**WHAT YOU ARE ASKED TO DO**
Write out the records below exactly as they appear, skipping each picture.

**DATA PROVIDED**
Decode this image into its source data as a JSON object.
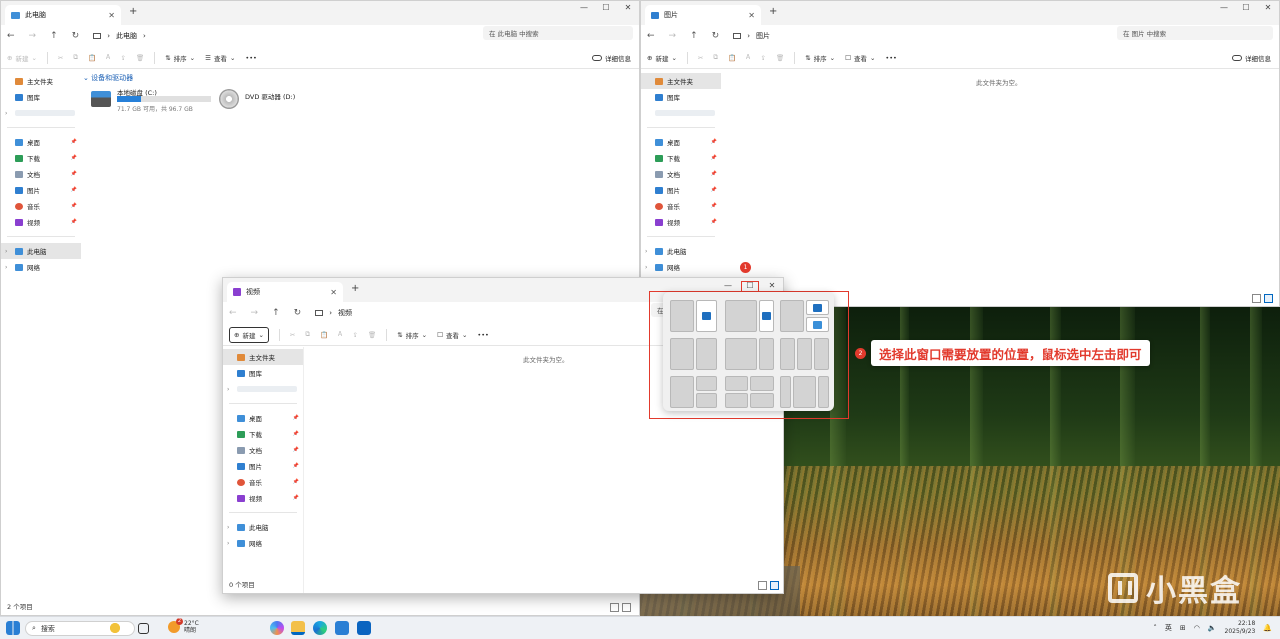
{
  "window_pc": {
    "tab_title": "此电脑",
    "breadcrumb": "此电脑",
    "search_placeholder": "在 此电脑 中搜索",
    "toolbar": {
      "new": "新建",
      "sort": "排序",
      "view": "查看",
      "more": "•••",
      "details": "详细信息"
    },
    "section_header": "设备和驱动器",
    "drives": [
      {
        "name": "本地磁盘 (C:)",
        "info": "71.7 GB 可用，共 96.7 GB",
        "used_fraction": 0.26
      },
      {
        "name": "DVD 驱动器 (D:)",
        "info": ""
      }
    ],
    "status": "2 个项目"
  },
  "window_pictures": {
    "tab_title": "图片",
    "breadcrumb": "图片",
    "search_placeholder": "在 图片 中搜索",
    "empty_text": "此文件夹为空。"
  },
  "window_videos": {
    "tab_title": "视频",
    "breadcrumb": "视频",
    "search_placeholder": "在",
    "empty_text": "此文件夹为空。",
    "status": "0 个项目"
  },
  "sidebar": {
    "home": "主文件夹",
    "gallery": "图库",
    "quick": [
      {
        "label": "桌面",
        "color": "#3f8fd8"
      },
      {
        "label": "下载",
        "color": "#2d9d58"
      },
      {
        "label": "文档",
        "color": "#8a9bb0"
      },
      {
        "label": "图片",
        "color": "#2f7fd0"
      },
      {
        "label": "音乐",
        "color": "#e0553a"
      },
      {
        "label": "视频",
        "color": "#8a3fd0"
      }
    ],
    "this_pc": "此电脑",
    "network": "网络"
  },
  "annotations": {
    "badge1": "1",
    "badge2": "2",
    "callout": "选择此窗口需要放置的位置，鼠标选中左击即可"
  },
  "taskbar": {
    "search": "搜索",
    "weather_temp": "22°C",
    "weather_desc": "晴朗",
    "weather_badge": "2",
    "ime": "英",
    "time": "22:18",
    "date": "2025/9/23"
  },
  "watermark": "小黑盒",
  "colors": {
    "accent": "#0067c0",
    "annotation_red": "#e23a2d"
  }
}
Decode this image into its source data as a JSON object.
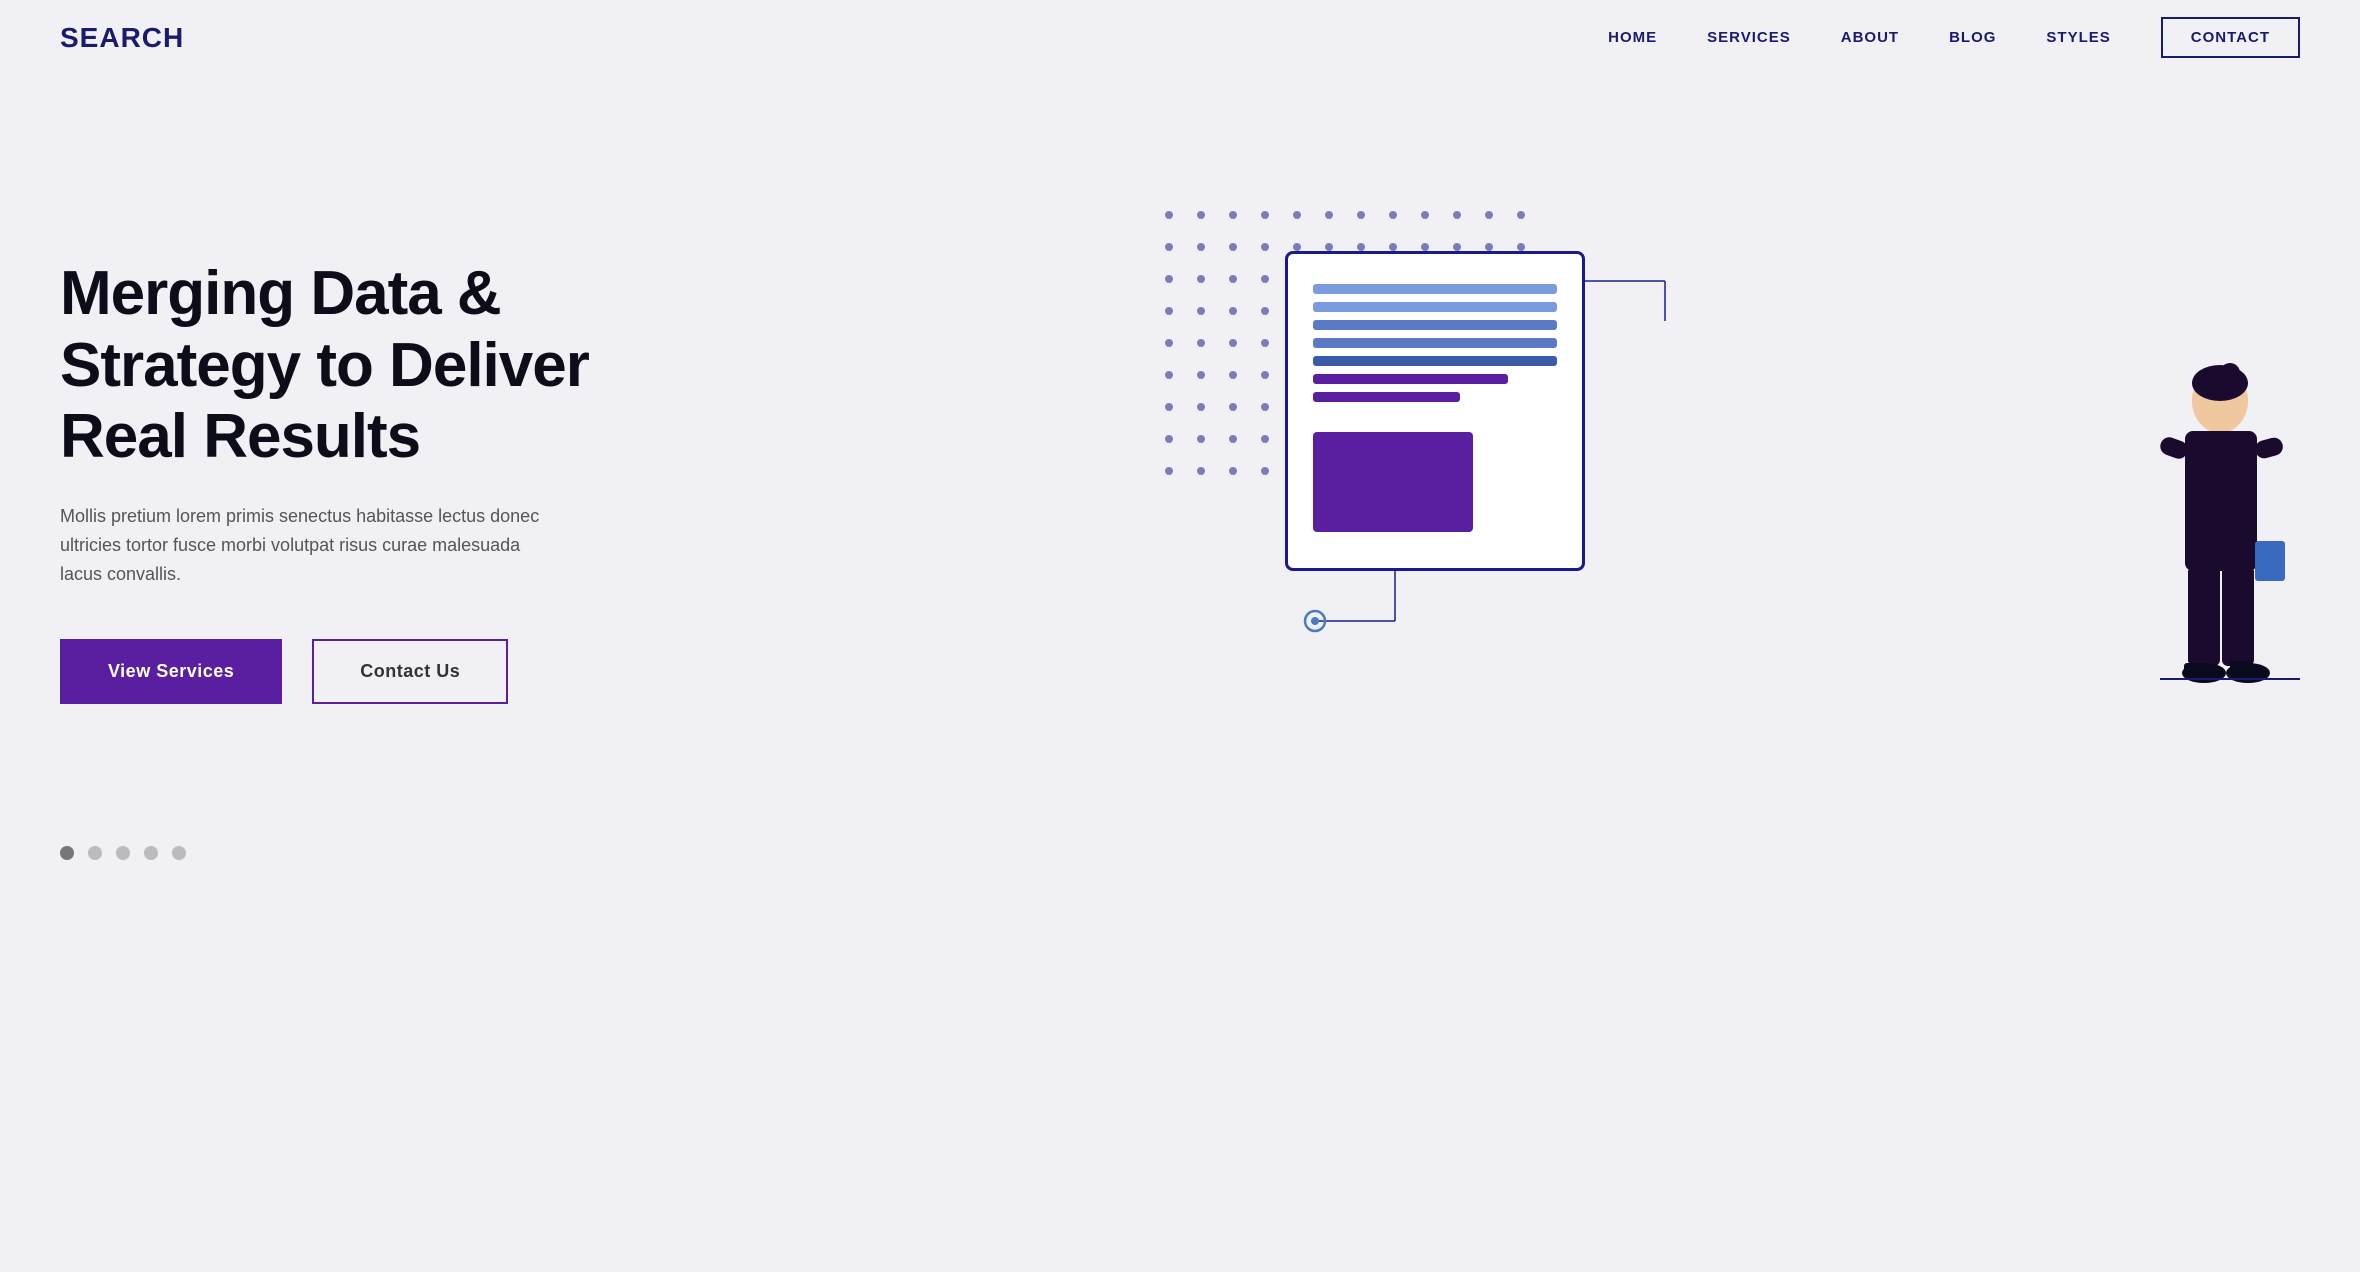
{
  "brand": {
    "logo": "SEARCH"
  },
  "navbar": {
    "links": [
      {
        "label": "HOME",
        "id": "home"
      },
      {
        "label": "SERVICES",
        "id": "services"
      },
      {
        "label": "ABOUT",
        "id": "about"
      },
      {
        "label": "BLOG",
        "id": "blog"
      },
      {
        "label": "STYLES",
        "id": "styles"
      },
      {
        "label": "CONTACT",
        "id": "contact",
        "isButton": true
      }
    ]
  },
  "hero": {
    "title": "Merging Data & Strategy to Deliver Real Results",
    "subtitle": "Mollis pretium lorem primis senectus habitasse lectus donec ultricies tortor fusce morbi volutpat risus curae malesuada lacus convallis.",
    "btn_primary": "View Services",
    "btn_secondary": "Contact Us"
  },
  "colors": {
    "accent_purple": "#5a1fa0",
    "navy": "#1a1a6e",
    "background": "#f0f0f5"
  }
}
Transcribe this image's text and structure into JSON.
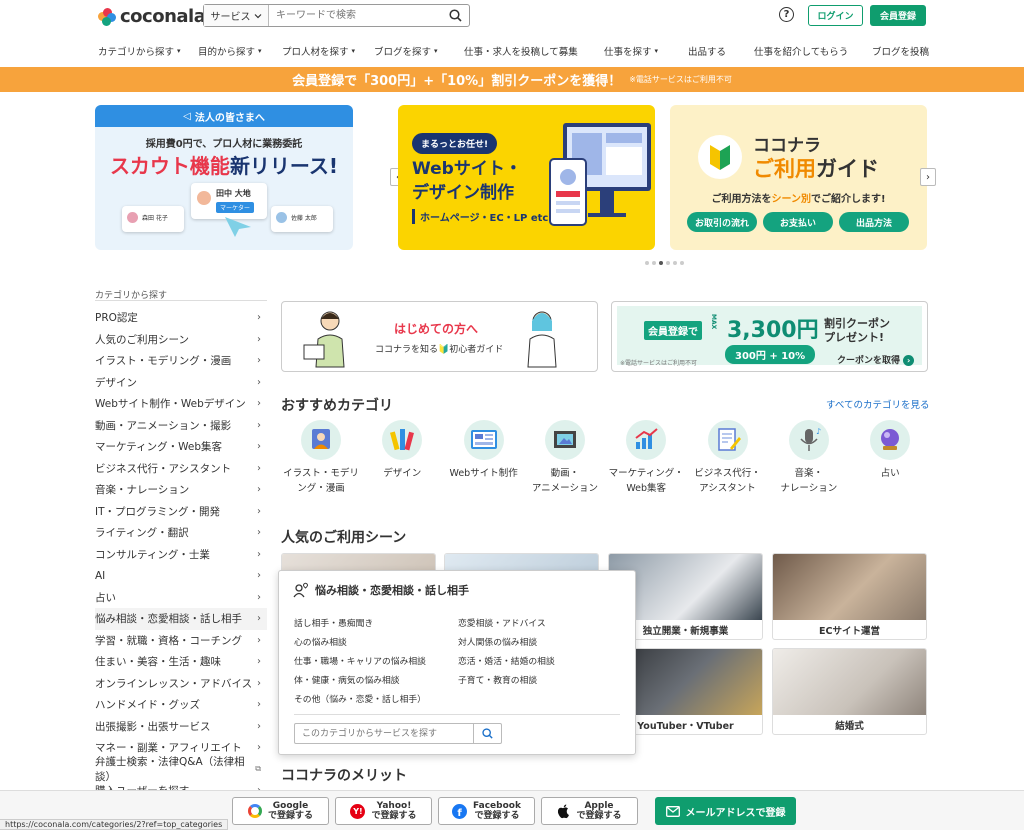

**RESPONSE BELOW**
Decode this image into its source data as a JSON object.
{
  "window_pc": {
    "tab_title": "此电脑",
    "breadcrumb": "此电脑",
    "search_placeholder": "在 此电脑 中搜索",
    "toolbar": {
      "new": "新建",
      "sort": "排序",
      "view": "查看",
      "more": "•••",
      "details": "详细信息"
    },
    "section_header": "设备和驱动器",
    "drives": [
      {
        "name": "本地磁盘 (C:)",
        "info": "71.7 GB 可用，共 96.7 GB",
        "used_fraction": 0.26
      },
      {
        "name": "DVD 驱动器 (D:)",
        "info": ""
      }
    ],
    "status": "2 个项目"
  },
  "window_pictures": {
    "tab_title": "图片",
    "breadcrumb": "图片",
    "search_placeholder": "在 图片 中搜索",
    "empty_text": "此文件夹为空。"
  },
  "window_videos": {
    "tab_title": "视频",
    "breadcrumb": "视频",
    "search_placeholder": "在",
    "empty_text": "此文件夹为空。",
    "status": "0 个项目"
  },
  "sidebar": {
    "home": "主文件夹",
    "gallery": "图库",
    "quick": [
      {
        "label": "桌面",
        "color": "#3f8fd8"
      },
      {
        "label": "下载",
        "color": "#2d9d58"
      },
      {
        "label": "文档",
        "color": "#8a9bb0"
      },
      {
        "label": "图片",
        "color": "#2f7fd0"
      },
      {
        "label": "音乐",
        "color": "#e0553a"
      },
      {
        "label": "视频",
        "color": "#8a3fd0"
      }
    ],
    "this_pc": "此电脑",
    "network": "网络"
  },
  "annotations": {
    "badge1": "1",
    "badge2": "2",
    "callout": "选择此窗口需要放置的位置，鼠标选中左击即可"
  },
  "taskbar": {
    "search": "搜索",
    "weather_temp": "22°C",
    "weather_desc": "晴朗",
    "weather_badge": "2",
    "ime": "英",
    "time": "22:18",
    "date": "2025/9/23"
  },
  "watermark": "小黑盒",
  "colors": {
    "accent": "#0067c0",
    "annotation_red": "#e23a2d"
  }
}
Decode this image into its source data as a JSON object.
{
  "brand": {
    "logo": "SEARCH"
  },
  "navbar": {
    "links": [
      {
        "label": "HOME",
        "id": "home"
      },
      {
        "label": "SERVICES",
        "id": "services"
      },
      {
        "label": "ABOUT",
        "id": "about"
      },
      {
        "label": "BLOG",
        "id": "blog"
      },
      {
        "label": "STYLES",
        "id": "styles"
      },
      {
        "label": "CONTACT",
        "id": "contact",
        "isButton": true
      }
    ]
  },
  "hero": {
    "title": "Merging Data & Strategy to Deliver Real Results",
    "subtitle": "Mollis pretium lorem primis senectus habitasse lectus donec ultricies tortor fusce morbi volutpat risus curae malesuada lacus convallis.",
    "btn_primary": "View Services",
    "btn_secondary": "Contact Us"
  },
  "colors": {
    "accent_purple": "#5a1fa0",
    "navy": "#1a1a6e",
    "background": "#f0f0f5"
  }
}
Transcribe this image's text and structure into JSON.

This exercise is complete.